The U.S. EPA says that a typical sport fisherman working the Great Lakes would pay $4.58 for the privilege of catching a single walleye/pike, but would gladly fork over $7.99 to land a trout, or...
Public companies face rising pressure to disclose climate-change risks.
include, among other things, the effect of changes in weather on a company’s performance, as well as the health of the workforce and the cost of adaptation to the changing climate. With regard to fixed-asset risk, the company might consider exposure, age and projected life, energy use, fuel-switching capabilities and proximity to the coastline. Product risk might include an assessment of energy demand and fuel use, energy efficiency and low GHG alternatives. Finally, the company could evaluate its competitive risk, considering its ability to respond to changing regulations and new markets and the introduction of climate-friendly products.

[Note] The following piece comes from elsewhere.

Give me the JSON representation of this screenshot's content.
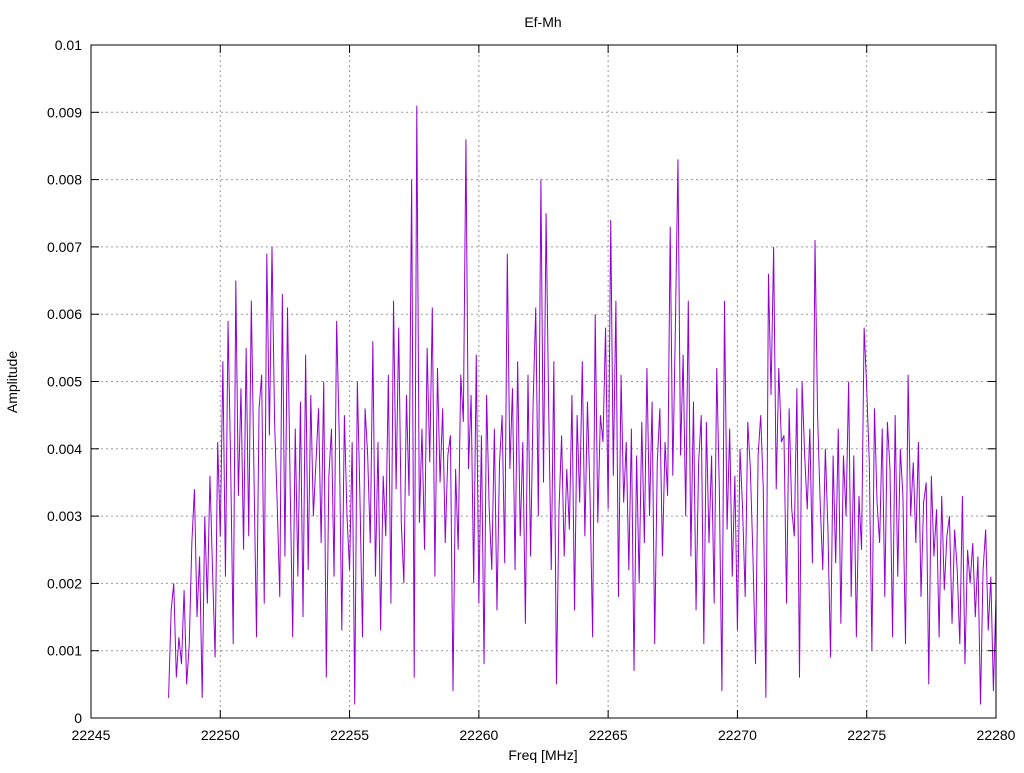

As GHG-emissions regulation becomes more common, and climate change continues to progress, the effect of climate change and GHG-related regulatory developments on a company’s business is becoming an important consideration for investors and corporate executives alike. Investors increasingly are demanding more information about climate-change risk, and public companies feel rising pressure to disclose such risk. Regardless of whether the SEC or another federal, state or local government authority adopts additional climate-change disclosure requirements, public companies, particularly those in the utility and energy sectors, will need to consider whether, and how, to respond to mounting public pressure to make climate-change risk disclosure more transparent.